Starlight Partner Shares Insights from 47 Years of Success
SETTING UP FOR SUSTAINABLE GROWTH
Insights from an independent waste hauler thriving for nearly 50 years
After 46 years in the waste industry, the Troiano family has a solid handle on what creates a sustainable business. Son of founder Mike Troiano, Thomas or “TJ”, recalls working on the back of his dad’s trash truck and watching the family business grow from basically his mom and dad along with himself and his brother, to nearly 100 employees. More than 40 years since his dad bought and operated his first commercial trash truck, Troiano Waste Services has emerged as a multi-million dollar enterprise and the leading hauler in Maine and beyond. In 2021, Troiano received the coveted Hauler of the Year award from the Maine Resource and Recovery Association.

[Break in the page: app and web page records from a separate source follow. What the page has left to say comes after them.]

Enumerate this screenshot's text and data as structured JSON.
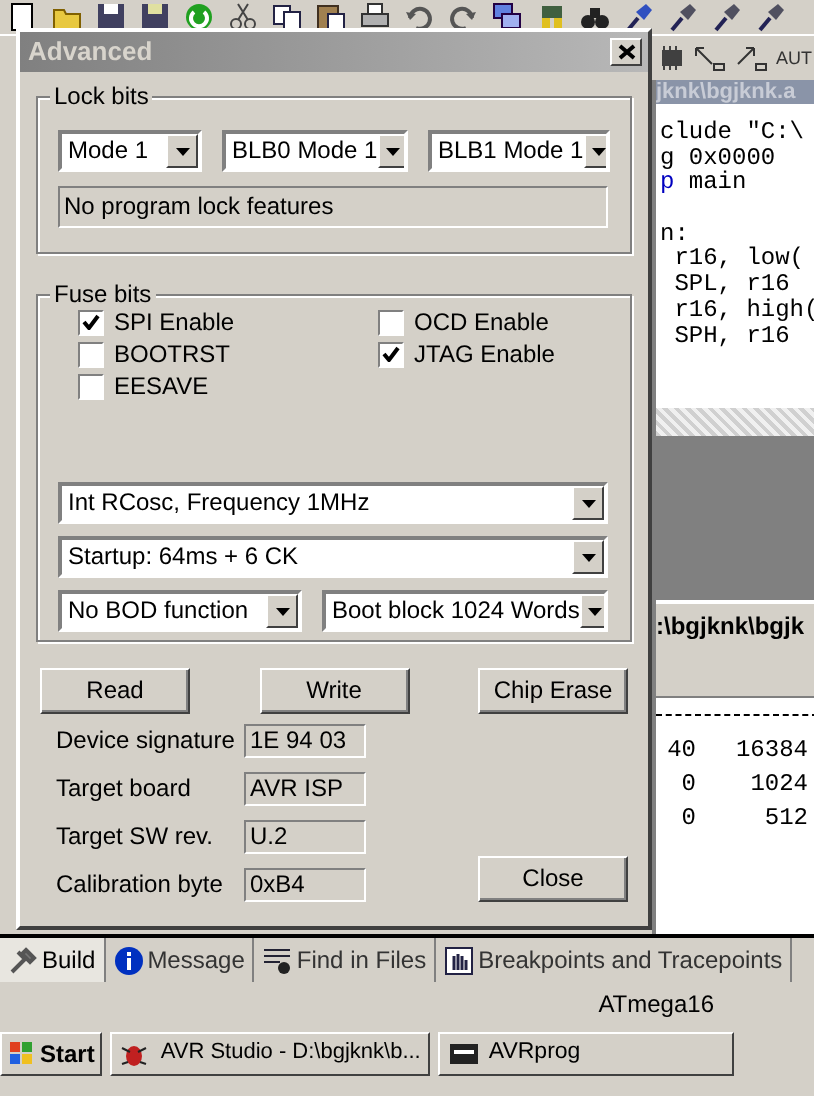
{
  "toolbar2": {
    "label": "AUT"
  },
  "editor": {
    "title": "jknk\\bgjknk.a",
    "code_lines": [
      {
        "text": "clude \"C:\\",
        "kind": "plain"
      },
      {
        "text": "g 0x0000",
        "kind": "plain"
      },
      {
        "text": "p",
        "kind": "keyword",
        "rest": " main"
      },
      {
        "text": "n:",
        "kind": "after_blank"
      },
      {
        "text": " r16, low(",
        "kind": "plain"
      },
      {
        "text": " SPL, r16",
        "kind": "plain"
      },
      {
        "text": " r16, high(",
        "kind": "plain"
      },
      {
        "text": " SPH, r16",
        "kind": "plain"
      }
    ],
    "path": ":\\bgjknk\\bgjk"
  },
  "output": {
    "rows": [
      [
        "40",
        "16384"
      ],
      [
        "0",
        "1024"
      ],
      [
        "0",
        "512"
      ]
    ]
  },
  "bottom_tabs": [
    {
      "label": "Build",
      "selected": true
    },
    {
      "label": "Message",
      "selected": false
    },
    {
      "label": "Find in Files",
      "selected": false
    },
    {
      "label": "Breakpoints and Tracepoints",
      "selected": false
    }
  ],
  "status": "ATmega16",
  "taskbar": {
    "start": "Start",
    "tasks": [
      {
        "label": "AVR Studio - D:\\bgjknk\\b..."
      },
      {
        "label": "AVRprog"
      }
    ]
  },
  "dialog": {
    "title": "Advanced",
    "lock_bits": {
      "label": "Lock bits",
      "selects": [
        "Mode 1",
        "BLB0 Mode 1",
        "BLB1 Mode 1"
      ],
      "description": "No program lock features"
    },
    "fuse_bits": {
      "label": "Fuse bits",
      "checkboxes": [
        {
          "label": "SPI Enable",
          "checked": true
        },
        {
          "label": "BOOTRST",
          "checked": false
        },
        {
          "label": "EESAVE",
          "checked": false
        },
        {
          "label": "OCD Enable",
          "checked": false
        },
        {
          "label": "JTAG Enable",
          "checked": true
        }
      ],
      "select_rows": [
        [
          "Int RCosc, Frequency 1MHz"
        ],
        [
          "Startup: 64ms + 6 CK"
        ],
        [
          "No BOD function",
          "Boot block 1024 Words"
        ]
      ]
    },
    "buttons": [
      "Read",
      "Write",
      "Chip Erase"
    ],
    "info": [
      {
        "label": "Device signature",
        "value": "1E 94 03"
      },
      {
        "label": "Target board",
        "value": "AVR ISP"
      },
      {
        "label": "Target SW rev.",
        "value": "U.2"
      },
      {
        "label": "Calibration byte",
        "value": "0xB4"
      }
    ],
    "close_button": "Close"
  }
}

According to TJ who serves as COO, the company’s rapid and sustainable growth is founded on simple but powerful principles they have adhered to since day one. These include engaging in responsible business practices for all involved, investing in technology that accelerates efficiencies, and responsiveness that outpaces others in the market. Following a few examples.

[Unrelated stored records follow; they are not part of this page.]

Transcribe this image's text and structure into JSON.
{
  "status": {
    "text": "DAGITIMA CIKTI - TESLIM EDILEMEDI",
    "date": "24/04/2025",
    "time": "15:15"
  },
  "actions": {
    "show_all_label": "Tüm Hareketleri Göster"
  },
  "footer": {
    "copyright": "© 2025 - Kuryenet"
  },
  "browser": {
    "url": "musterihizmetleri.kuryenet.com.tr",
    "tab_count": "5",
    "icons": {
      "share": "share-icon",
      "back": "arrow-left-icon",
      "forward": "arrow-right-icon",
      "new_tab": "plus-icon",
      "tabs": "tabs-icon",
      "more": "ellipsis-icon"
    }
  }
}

▶ Choosing Customers Wisely
For any business, it’s easy to think the more customers you have the more profitable you would be. This concept can actually hurt you. You need to have metrics in place that let you identify the profit and loss data for every single customer you serve, at any given time. When you find customers with a lopsided balance for profits generated vs. resources used, you need to let them go. It’s important to establish profitability goals per customer and have access to the data that lets you identify your gain leaders and your loss leaders.
“When you take a look at your profits and costs at the individual customer unit, you might see that you are serving customers that are actually losing you money vs. helping you grow,” said TJ. “When this is the case, it’s in your best interest to help them find a company more suited for them. The first step, however, is to invest in resources that allow you to identify winners and losers.
To reach your business goals, current and future, you need to invest your resources in customers who understand the cost of doing business. Operational costs often increase for reasons out of control. To stay in business, you often have to pass increases in fuel, labor, equipment and insurance costs on to customers. When you have strong relationships and services that add value beyond price, your top customers are more likely to stay with you.
TJ recommends operators take the time to analyze the profits margins and costs represented by each customer in order to see where they are losing money,and where opportunities lay. It not only helps you identify profitability streams, it helps you identify like audiences for prospecting and sales.
Current software applications designed specifically for waste management haulers allow you to monitor and manage the costs and revenue streams for each client, making this an easy and affordable priority.
▶ Investing in Technology
With the growing number of software options to help streamline all areas of operations, no one can really afford not to integrate software solutions into how they manage drivers, routes and customer expectations. To stay competitive, you have to stay ahead of the efficiencies game by having access to the data that indicates where you have waste, literally and figuratively, and where you do not. Being able to make changes to drivers’ routes, manage inventory, and service new orders on the fly is critical to seizing opportunities and preventing losses.
“The right technology allows you to adjust pricing instantly when demand changes or when a customer’s issues impact your profit margin negatively and you need to avoid a loss,” says TJ.
Technology is a complex purchase, as TJ’s company has learned firsthand when systems have been phased out with no appropriate replacements offered. His suggestion is to ask all suppliers you are considering the same questions about features, service, training, open architecture and integration, future development plans, hidden costs, contract terms, and more. He suggests looking for customer-centric terms and contracts that assure you the flexibility you need as your business needs change. “Its hard to know what the future brings for any business, so having flexibility to adapt without losing a lot of money is key when selecting partners,” says TJ.
Behind Troiano Waste’s rapid growth and market dominance is their commitment to 24/7 customer service. According to TJ, callers always get a live person instead of a recording so they can deliver the human touch and build personal bonds.
Creating a staff culture on friendship, trust, respect, and empowerment to do what it takes to respond to and solve customer issues is a large factor in customer retention which is critical to sustainable growth no matter the size of your business.
Responsiveness is not just about customer service, it is also about responding to markets. Waste management companies need to be prepared to respond to changing market conditions that affect cost, timeliness, service expectations, and more. Educating customers about current and projected change, and how you plan to respond so that everybody wins, helps to foster partnerships between customers and operators so that solutions can be customized as unforeseen changes occur.
▶ Troiano Waste and Starlight Software Solutions
TJ is a current member of the Starlight SoftwareSolutions Advisory Council, providing insights on what waste management companies need most to drive efficiencies and profit. He chose to partnerwith Starlight due to its robust features that allow for instant data analysis to monitor profits and loss per driver, truck, route and customer, and its ability to reduce invoicing time from days to minutes. TJ’s insights have been instrumental in helping Starlight develop a comprehensive suite of applications for waste management companies operating roll-off, commercial, residential, and portable toilet business lines.